[[ Information supplied, beginning ]]
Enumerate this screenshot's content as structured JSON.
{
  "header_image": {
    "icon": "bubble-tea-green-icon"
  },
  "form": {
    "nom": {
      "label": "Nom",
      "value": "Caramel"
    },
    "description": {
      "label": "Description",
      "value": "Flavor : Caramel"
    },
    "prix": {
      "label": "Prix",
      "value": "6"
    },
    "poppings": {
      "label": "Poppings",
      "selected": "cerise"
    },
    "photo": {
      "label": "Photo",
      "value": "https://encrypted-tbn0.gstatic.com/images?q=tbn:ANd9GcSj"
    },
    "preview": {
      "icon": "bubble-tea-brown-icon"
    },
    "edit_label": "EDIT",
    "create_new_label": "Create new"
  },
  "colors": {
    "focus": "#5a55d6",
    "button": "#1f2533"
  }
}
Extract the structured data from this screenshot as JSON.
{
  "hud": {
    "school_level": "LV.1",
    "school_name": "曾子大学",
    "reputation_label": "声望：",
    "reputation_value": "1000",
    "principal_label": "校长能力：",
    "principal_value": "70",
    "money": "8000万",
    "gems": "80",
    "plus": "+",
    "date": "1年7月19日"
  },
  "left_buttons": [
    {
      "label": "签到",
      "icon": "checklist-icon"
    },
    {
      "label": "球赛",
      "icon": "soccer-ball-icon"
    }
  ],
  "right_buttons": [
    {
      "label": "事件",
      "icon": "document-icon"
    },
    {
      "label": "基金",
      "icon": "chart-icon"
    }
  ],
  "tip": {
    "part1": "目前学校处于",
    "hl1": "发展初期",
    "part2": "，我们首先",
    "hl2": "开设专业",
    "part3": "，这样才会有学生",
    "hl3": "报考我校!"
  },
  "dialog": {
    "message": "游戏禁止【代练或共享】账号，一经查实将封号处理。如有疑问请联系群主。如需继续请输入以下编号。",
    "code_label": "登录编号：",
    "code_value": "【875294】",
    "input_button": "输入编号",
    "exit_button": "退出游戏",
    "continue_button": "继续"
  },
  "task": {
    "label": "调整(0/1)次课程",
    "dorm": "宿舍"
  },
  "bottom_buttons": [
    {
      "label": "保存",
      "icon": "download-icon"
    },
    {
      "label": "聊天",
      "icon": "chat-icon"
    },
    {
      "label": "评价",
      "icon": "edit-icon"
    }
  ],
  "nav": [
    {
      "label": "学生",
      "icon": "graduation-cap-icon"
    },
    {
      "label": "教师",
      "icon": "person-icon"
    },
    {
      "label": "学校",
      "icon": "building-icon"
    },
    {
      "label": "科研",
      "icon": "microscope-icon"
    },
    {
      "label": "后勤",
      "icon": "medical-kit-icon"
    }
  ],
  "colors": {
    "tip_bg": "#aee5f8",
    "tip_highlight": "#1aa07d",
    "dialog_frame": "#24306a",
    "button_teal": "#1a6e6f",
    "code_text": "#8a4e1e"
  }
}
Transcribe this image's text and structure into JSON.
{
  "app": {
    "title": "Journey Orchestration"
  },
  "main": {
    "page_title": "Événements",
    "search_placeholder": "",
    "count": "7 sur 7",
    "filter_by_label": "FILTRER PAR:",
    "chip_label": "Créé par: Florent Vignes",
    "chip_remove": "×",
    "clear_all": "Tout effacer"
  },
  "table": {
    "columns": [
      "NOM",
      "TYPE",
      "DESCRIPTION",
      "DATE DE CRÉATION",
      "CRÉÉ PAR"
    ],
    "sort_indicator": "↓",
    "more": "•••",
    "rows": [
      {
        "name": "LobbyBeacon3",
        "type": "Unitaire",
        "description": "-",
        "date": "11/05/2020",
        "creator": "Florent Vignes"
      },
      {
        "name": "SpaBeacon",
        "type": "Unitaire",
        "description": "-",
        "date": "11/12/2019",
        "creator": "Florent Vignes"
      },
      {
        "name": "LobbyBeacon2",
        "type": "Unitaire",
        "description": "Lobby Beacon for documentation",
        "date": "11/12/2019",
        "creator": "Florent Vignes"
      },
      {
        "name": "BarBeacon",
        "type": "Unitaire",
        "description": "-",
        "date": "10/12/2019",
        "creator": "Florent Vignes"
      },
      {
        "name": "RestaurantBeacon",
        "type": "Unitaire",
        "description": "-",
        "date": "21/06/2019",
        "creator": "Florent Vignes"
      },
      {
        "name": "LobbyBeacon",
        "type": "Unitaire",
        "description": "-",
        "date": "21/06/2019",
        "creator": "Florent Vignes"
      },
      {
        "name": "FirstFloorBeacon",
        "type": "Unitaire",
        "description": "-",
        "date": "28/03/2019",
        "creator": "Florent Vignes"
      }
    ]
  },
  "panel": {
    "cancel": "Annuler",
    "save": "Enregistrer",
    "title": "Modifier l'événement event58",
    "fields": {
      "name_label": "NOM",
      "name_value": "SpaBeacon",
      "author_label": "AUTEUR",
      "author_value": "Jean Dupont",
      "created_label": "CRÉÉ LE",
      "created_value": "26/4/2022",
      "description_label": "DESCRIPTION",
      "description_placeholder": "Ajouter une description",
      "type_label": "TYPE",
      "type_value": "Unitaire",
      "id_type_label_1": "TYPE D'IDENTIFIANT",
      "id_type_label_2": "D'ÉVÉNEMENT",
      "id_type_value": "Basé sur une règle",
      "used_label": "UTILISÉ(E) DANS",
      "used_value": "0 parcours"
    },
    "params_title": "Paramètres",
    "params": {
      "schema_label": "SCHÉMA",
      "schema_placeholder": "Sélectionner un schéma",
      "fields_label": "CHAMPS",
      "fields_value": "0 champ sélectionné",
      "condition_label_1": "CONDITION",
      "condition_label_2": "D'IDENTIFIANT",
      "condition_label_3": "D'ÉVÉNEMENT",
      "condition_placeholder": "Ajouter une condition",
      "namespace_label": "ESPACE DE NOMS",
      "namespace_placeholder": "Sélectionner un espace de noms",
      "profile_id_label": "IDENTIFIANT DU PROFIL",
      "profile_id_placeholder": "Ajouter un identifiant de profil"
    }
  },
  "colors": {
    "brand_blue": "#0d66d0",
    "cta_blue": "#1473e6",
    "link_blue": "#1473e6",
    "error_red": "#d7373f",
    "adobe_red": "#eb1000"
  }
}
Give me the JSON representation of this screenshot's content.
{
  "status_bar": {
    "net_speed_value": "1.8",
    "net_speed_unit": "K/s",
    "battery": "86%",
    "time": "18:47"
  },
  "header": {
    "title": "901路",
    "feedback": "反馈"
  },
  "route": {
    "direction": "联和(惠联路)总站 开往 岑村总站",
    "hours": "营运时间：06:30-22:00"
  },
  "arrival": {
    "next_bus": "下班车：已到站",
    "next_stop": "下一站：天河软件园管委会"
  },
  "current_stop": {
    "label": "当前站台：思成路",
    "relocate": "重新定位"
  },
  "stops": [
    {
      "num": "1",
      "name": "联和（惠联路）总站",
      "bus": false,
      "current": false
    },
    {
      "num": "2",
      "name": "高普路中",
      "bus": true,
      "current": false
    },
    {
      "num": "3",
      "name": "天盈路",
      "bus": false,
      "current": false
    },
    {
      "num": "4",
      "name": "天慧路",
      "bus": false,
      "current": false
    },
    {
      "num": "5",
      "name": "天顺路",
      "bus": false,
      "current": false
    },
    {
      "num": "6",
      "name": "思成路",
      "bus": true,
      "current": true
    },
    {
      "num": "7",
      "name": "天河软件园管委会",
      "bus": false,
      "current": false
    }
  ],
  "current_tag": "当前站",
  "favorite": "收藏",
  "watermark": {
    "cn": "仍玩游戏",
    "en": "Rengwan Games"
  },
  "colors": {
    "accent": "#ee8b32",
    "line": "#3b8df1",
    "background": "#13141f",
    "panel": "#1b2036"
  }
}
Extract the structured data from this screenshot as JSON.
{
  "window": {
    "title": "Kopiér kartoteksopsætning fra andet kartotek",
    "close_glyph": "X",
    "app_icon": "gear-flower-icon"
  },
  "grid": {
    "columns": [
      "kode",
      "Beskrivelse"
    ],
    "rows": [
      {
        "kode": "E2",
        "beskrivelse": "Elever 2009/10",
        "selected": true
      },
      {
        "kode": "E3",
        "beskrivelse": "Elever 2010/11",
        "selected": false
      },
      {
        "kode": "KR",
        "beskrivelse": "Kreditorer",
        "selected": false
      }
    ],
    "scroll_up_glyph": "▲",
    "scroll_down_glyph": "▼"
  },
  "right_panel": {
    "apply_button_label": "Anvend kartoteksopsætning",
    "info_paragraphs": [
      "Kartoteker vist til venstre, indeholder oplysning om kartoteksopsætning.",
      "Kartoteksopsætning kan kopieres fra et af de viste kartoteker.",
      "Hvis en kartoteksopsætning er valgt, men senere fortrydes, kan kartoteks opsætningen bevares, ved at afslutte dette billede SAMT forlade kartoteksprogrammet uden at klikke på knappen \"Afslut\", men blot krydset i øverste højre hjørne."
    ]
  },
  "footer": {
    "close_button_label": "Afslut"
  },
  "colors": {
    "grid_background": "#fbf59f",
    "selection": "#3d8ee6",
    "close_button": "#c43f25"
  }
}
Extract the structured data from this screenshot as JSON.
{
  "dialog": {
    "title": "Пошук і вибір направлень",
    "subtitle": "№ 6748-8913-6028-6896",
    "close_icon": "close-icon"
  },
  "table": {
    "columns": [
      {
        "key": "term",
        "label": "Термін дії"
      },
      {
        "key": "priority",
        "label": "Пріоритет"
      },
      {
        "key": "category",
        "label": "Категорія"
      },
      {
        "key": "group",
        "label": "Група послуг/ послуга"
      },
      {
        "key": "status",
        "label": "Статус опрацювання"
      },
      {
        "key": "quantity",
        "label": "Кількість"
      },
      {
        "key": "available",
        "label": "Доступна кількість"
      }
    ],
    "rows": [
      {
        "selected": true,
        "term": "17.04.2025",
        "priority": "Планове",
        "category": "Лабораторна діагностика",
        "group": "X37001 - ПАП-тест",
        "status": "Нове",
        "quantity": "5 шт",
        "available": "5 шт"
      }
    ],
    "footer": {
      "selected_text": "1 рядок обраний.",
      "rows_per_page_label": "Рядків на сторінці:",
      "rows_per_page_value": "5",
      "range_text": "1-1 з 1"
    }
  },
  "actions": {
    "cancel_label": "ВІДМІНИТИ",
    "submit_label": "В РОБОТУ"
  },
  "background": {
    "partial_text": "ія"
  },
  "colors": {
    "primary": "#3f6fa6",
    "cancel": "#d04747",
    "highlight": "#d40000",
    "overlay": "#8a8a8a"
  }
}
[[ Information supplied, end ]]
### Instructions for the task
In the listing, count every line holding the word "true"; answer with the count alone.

### Answer to this task
5